Sunday, March 20, 2011

Robo atomjacks

Suppose that you are in charge of a nuclear power plant - say one that is built on the shores of an island nation that is subject to frequent earthquakes and the occasional flood. 
Some day the planet burps and your plant is shaken up a bit more than usual.  OK, emergency procedures kick in, the reactors scram as control rods stop the chain reaction.  You have no external power due to the earthquake, so you switch on the emergency diesel generators.  Pock pock pock.  All is well, there are some minor issues with damaged valves and piping but in general everything is under control.

Enter a huge tsunami that floods the entire plant, including the diesels, so they go belly-up.  Being a nuclear plant there are batteries to backup the backup generators, but after 8 hours these are empty, and in any case the coolant water inlets are full of flotsam.  Things are literally starting to heat up.

Which phone numbers would you have programmed in your phone?  The fire brigade?  Police?  The Ministry of Energy or whatever?  The army?

I suggest to put the following under 3 on your speed dial: +33 (0) 2 47 98 65 00 .
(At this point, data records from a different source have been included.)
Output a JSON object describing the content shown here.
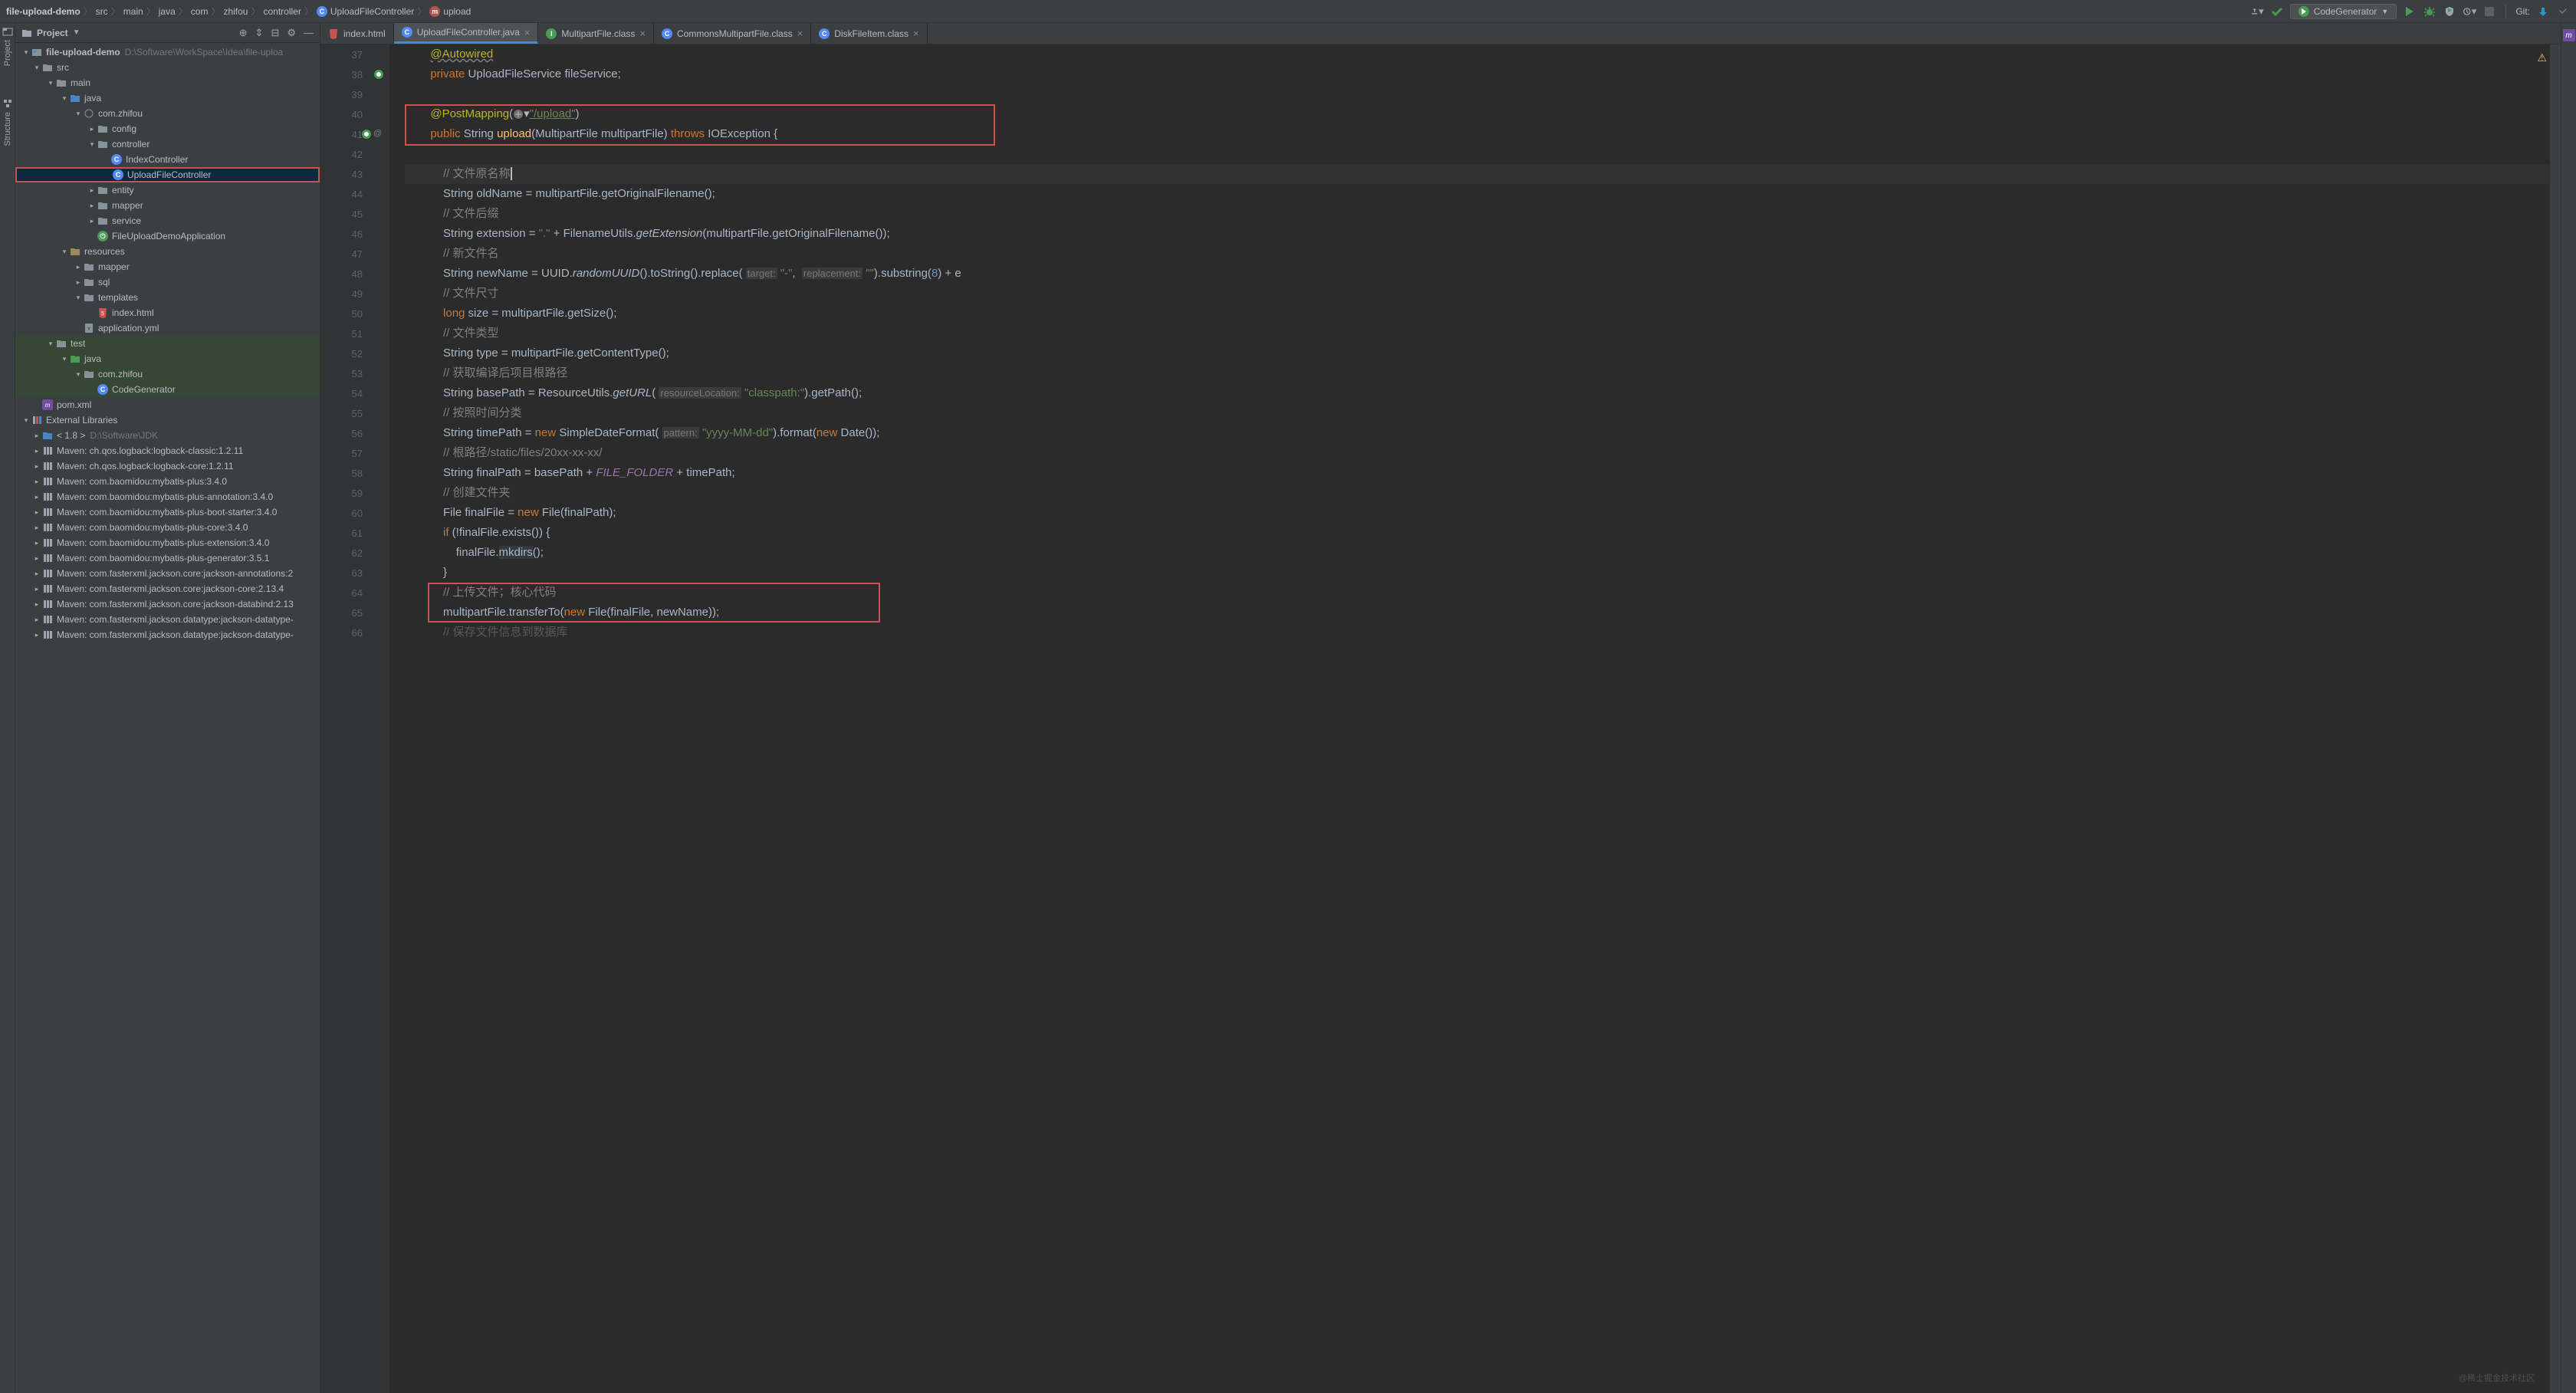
{
  "breadcrumb": [
    "file-upload-demo",
    "src",
    "main",
    "java",
    "com",
    "zhifou",
    "controller",
    "UploadFileController",
    "upload"
  ],
  "run_config": "CodeGenerator",
  "git_label": "Git:",
  "left_tabs": [
    "Project",
    "Structure"
  ],
  "project_header": "Project",
  "tree": {
    "root": {
      "label": "file-upload-demo",
      "path": "D:\\Software\\WorkSpace\\Idea\\file-uploa"
    },
    "src": "src",
    "main": "main",
    "java": "java",
    "pkg": "com.zhifou",
    "config": "config",
    "controller": "controller",
    "IndexController": "IndexController",
    "UploadFileController": "UploadFileController",
    "entity": "entity",
    "mapper": "mapper",
    "service": "service",
    "app": "FileUploadDemoApplication",
    "resources": "resources",
    "resmapper": "mapper",
    "sql": "sql",
    "templates": "templates",
    "indexhtml": "index.html",
    "appyml": "application.yml",
    "test": "test",
    "testjava": "java",
    "testpkg": "com.zhifou",
    "codegen": "CodeGenerator",
    "pom": "pom.xml",
    "extlib": "External Libraries",
    "jdk": "< 1.8 >",
    "jdkpath": "D:\\Software\\JDK",
    "libs": [
      "Maven: ch.qos.logback:logback-classic:1.2.11",
      "Maven: ch.qos.logback:logback-core:1.2.11",
      "Maven: com.baomidou:mybatis-plus:3.4.0",
      "Maven: com.baomidou:mybatis-plus-annotation:3.4.0",
      "Maven: com.baomidou:mybatis-plus-boot-starter:3.4.0",
      "Maven: com.baomidou:mybatis-plus-core:3.4.0",
      "Maven: com.baomidou:mybatis-plus-extension:3.4.0",
      "Maven: com.baomidou:mybatis-plus-generator:3.5.1",
      "Maven: com.fasterxml.jackson.core:jackson-annotations:2",
      "Maven: com.fasterxml.jackson.core:jackson-core:2.13.4",
      "Maven: com.fasterxml.jackson.core:jackson-databind:2.13",
      "Maven: com.fasterxml.jackson.datatype:jackson-datatype-",
      "Maven: com.fasterxml.jackson.datatype:jackson-datatype-"
    ]
  },
  "tabs": [
    {
      "label": "index.html",
      "type": "html"
    },
    {
      "label": "UploadFileController.java",
      "type": "class",
      "active": true
    },
    {
      "label": "MultipartFile.class",
      "type": "iface"
    },
    {
      "label": "CommonsMultipartFile.class",
      "type": "class"
    },
    {
      "label": "DiskFileItem.class",
      "type": "class"
    }
  ],
  "line_start": 37,
  "line_end": 66,
  "code": {
    "l37": {
      "anno": "@Autowired"
    },
    "l38": {
      "kw1": "private",
      "type": "UploadFileService",
      "field": "fileService",
      "semi": ";"
    },
    "l40": {
      "anno": "@PostMapping",
      "open": "(",
      "str": "\"/upload\"",
      "close": ")"
    },
    "l41": {
      "kw1": "public",
      "type": "String",
      "method": "upload",
      "params": "(MultipartFile multipartFile)",
      "kw2": "throws",
      "exc": "IOException {"
    },
    "l43": {
      "comment": "// 文件原名称"
    },
    "l44": {
      "type": "String",
      "var": "oldName = multipartFile.getOriginalFilename();"
    },
    "l45": {
      "comment": "// 文件后缀"
    },
    "l46_a": "String extension = ",
    "l46_b": "\".\"",
    "l46_c": " + FilenameUtils.",
    "l46_d": "getExtension",
    "l46_e": "(multipartFile.getOriginalFilename());",
    "l47": {
      "comment": "// 新文件名"
    },
    "l48_a": "String newName = UUID.",
    "l48_b": "randomUUID",
    "l48_c": "().toString().replace( ",
    "l48_h1": "target:",
    "l48_d": " \"-\"",
    "l48_e": ",  ",
    "l48_h2": "replacement:",
    "l48_f": " \"\"",
    "l48_g": ").substring(",
    "l48_n": "8",
    "l48_h": ") + e",
    "l49": {
      "comment": "// 文件尺寸"
    },
    "l50_a": "long",
    "l50_b": " size = multipartFile.getSize();",
    "l51": {
      "comment": "// 文件类型"
    },
    "l52": "String type = multipartFile.getContentType();",
    "l53": {
      "comment": "// 获取编译后项目根路径"
    },
    "l54_a": "String basePath = ResourceUtils.",
    "l54_b": "getURL",
    "l54_c": "( ",
    "l54_h": "resourceLocation:",
    "l54_d": " \"classpath:\"",
    "l54_e": ").getPath();",
    "l55": {
      "comment": "// 按照时间分类"
    },
    "l56_a": "String timePath = ",
    "l56_kw": "new",
    "l56_b": " SimpleDateFormat( ",
    "l56_h": "pattern:",
    "l56_c": " \"yyyy-MM-dd\"",
    "l56_d": ").format(",
    "l56_kw2": "new",
    "l56_e": " Date());",
    "l57": {
      "comment": "// 根路径/static/files/20xx-xx-xx/"
    },
    "l58_a": "String finalPath = basePath + ",
    "l58_b": "FILE_FOLDER",
    "l58_c": " + timePath;",
    "l59": {
      "comment": "// 创建文件夹"
    },
    "l60_a": "File finalFile = ",
    "l60_kw": "new",
    "l60_b": " File(finalPath);",
    "l61_a": "if",
    "l61_b": " (!finalFile.exists()) {",
    "l62_a": "finalFile.",
    "l62_b": "mkdirs",
    "l62_c": "();",
    "l63": "}",
    "l64": {
      "comment": "// 上传文件；核心代码"
    },
    "l65_a": "multipartFile.transferTo(",
    "l65_kw": "new",
    "l65_b": " File(finalFile, newName));",
    "l66": {
      "comment": "// 保存文件信息到数据库"
    }
  },
  "watermark": "@稀土掘金技术社区"
}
Groupe INTRA.  Which stands for 'Groupe d'INTervention Robotique sur Accidents nucleaire'.

These a group of boys and girls with a small army of specialized robots to enter the hellish environment of a leaking nuclear power plant to do things like take measurements, clear out debris, manipulate valves, keeping machinery going, possible also drag a water hose to a fuel storage pool that is about to boil dry.  The larger ones are full-sized bulldozers and diggers.  They are all hardened against intense radiation and can be controlled remotely from NBC-hardened command vehicles.

The group can be alerted within an hour and be on site within 24 hours with all their equipment and personnel everywhere in France - did I mention they are French?  They are also ready to intervene elsewhere if a power company has an intervention agreement with them.
Even if your company does not have such an agreement it never hurts to have their number.  You can simply find it on their public website: (English).
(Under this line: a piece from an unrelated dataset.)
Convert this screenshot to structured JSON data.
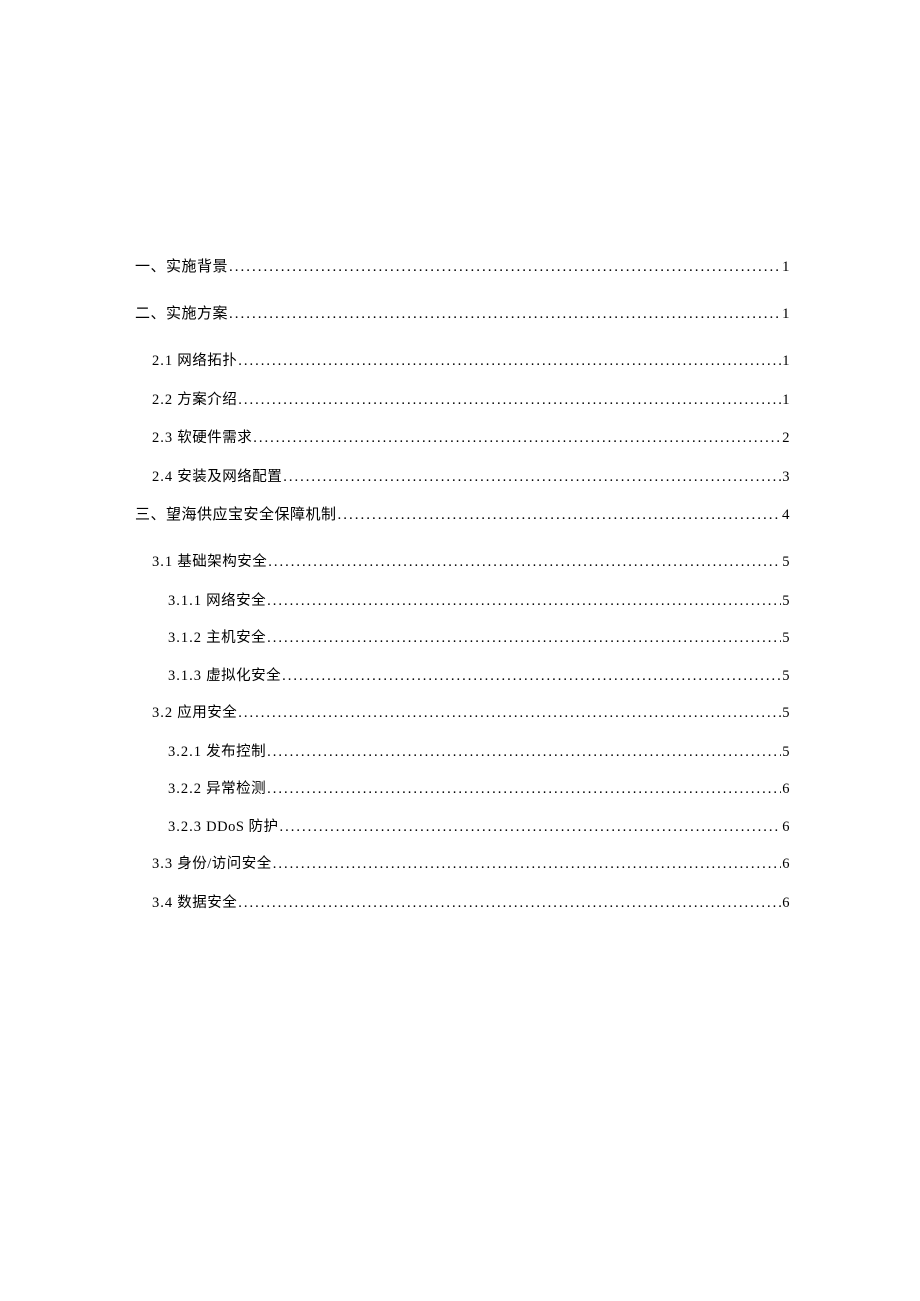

INTRA exists since 1988, set up in the aftermath of Chernobyl by EDF, CEA, Cogema and Areva, to offer a better solution than sending humans into a high-radiation environment on what amounted to suicide missions.

If my information is correct, EDF offered the assistance of the INTRA group to the Japanese at a fairly early stage (they later stated that they could have been en route on 16 March) but they got no answer.

I am rather surprised that Japan, the country of toy robots and a highly robotized automobile industry, does not seem to have robotic (or rather, tele-operated) equipment that can intervene in nuclear power plants and, for that matter, in other NBC-risky situations.  Which brings me to the question: who does? 

1 comment:

  1. I can add that there is a similar organisation in Germany, the 'Kerntechnische Hilfsdienst'.